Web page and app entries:
= Beginning of Section =
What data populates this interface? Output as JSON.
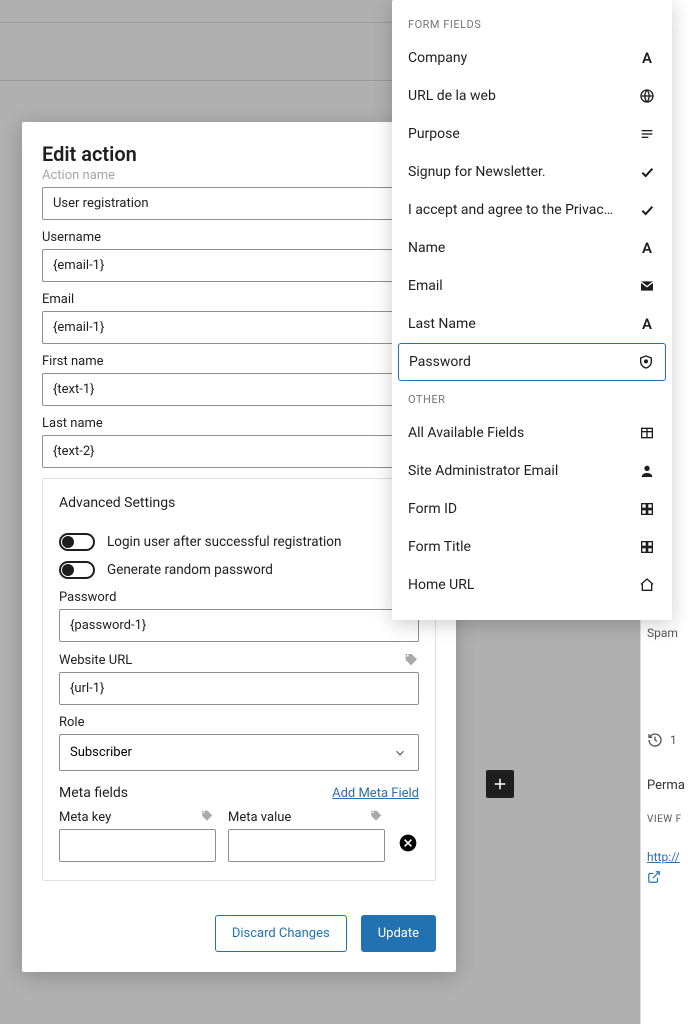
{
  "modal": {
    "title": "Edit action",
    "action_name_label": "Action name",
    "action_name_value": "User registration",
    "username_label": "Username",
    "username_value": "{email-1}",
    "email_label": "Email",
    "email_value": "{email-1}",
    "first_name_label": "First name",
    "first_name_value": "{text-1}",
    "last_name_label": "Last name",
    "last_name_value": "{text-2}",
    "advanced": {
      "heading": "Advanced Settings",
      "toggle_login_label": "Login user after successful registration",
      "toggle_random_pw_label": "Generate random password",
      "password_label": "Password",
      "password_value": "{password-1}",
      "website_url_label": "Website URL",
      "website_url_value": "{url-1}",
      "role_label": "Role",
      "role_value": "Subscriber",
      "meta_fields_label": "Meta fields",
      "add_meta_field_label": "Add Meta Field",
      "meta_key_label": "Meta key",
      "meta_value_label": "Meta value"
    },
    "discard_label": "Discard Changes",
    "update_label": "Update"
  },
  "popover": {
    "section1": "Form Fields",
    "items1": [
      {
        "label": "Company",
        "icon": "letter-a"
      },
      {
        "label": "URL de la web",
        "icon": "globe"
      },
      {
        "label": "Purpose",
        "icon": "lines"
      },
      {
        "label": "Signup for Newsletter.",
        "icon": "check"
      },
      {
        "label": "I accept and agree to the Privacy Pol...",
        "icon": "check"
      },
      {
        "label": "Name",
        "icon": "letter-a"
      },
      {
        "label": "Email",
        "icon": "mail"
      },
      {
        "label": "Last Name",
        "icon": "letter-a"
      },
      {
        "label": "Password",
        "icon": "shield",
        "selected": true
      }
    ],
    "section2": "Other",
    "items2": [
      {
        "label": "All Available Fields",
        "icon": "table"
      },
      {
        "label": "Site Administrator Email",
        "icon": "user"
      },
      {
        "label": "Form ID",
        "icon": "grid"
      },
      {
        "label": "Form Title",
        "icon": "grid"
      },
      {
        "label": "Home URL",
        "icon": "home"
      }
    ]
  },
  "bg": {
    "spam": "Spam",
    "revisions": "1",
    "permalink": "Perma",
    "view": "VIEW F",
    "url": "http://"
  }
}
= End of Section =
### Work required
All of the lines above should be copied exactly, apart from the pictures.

### Response area
What data populates this interface? Output as JSON.
{
  "modal": {
    "title": "Edit action",
    "action_name_label": "Action name",
    "action_name_value": "User registration",
    "username_label": "Username",
    "username_value": "{email-1}",
    "email_label": "Email",
    "email_value": "{email-1}",
    "first_name_label": "First name",
    "first_name_value": "{text-1}",
    "last_name_label": "Last name",
    "last_name_value": "{text-2}",
    "advanced": {
      "heading": "Advanced Settings",
      "toggle_login_label": "Login user after successful registration",
      "toggle_random_pw_label": "Generate random password",
      "password_label": "Password",
      "password_value": "{password-1}",
      "website_url_label": "Website URL",
      "website_url_value": "{url-1}",
      "role_label": "Role",
      "role_value": "Subscriber",
      "meta_fields_label": "Meta fields",
      "add_meta_field_label": "Add Meta Field",
      "meta_key_label": "Meta key",
      "meta_value_label": "Meta value"
    },
    "discard_label": "Discard Changes",
    "update_label": "Update"
  },
  "popover": {
    "section1": "Form Fields",
    "items1": [
      {
        "label": "Company",
        "icon": "letter-a"
      },
      {
        "label": "URL de la web",
        "icon": "globe"
      },
      {
        "label": "Purpose",
        "icon": "lines"
      },
      {
        "label": "Signup for Newsletter.",
        "icon": "check"
      },
      {
        "label": "I accept and agree to the Privacy Pol...",
        "icon": "check"
      },
      {
        "label": "Name",
        "icon": "letter-a"
      },
      {
        "label": "Email",
        "icon": "mail"
      },
      {
        "label": "Last Name",
        "icon": "letter-a"
      },
      {
        "label": "Password",
        "icon": "shield",
        "selected": true
      }
    ],
    "section2": "Other",
    "items2": [
      {
        "label": "All Available Fields",
        "icon": "table"
      },
      {
        "label": "Site Administrator Email",
        "icon": "user"
      },
      {
        "label": "Form ID",
        "icon": "grid"
      },
      {
        "label": "Form Title",
        "icon": "grid"
      },
      {
        "label": "Home URL",
        "icon": "home"
      }
    ]
  },
  "bg": {
    "spam": "Spam",
    "revisions": "1",
    "permalink": "Perma",
    "view": "VIEW F",
    "url": "http://"
  }
}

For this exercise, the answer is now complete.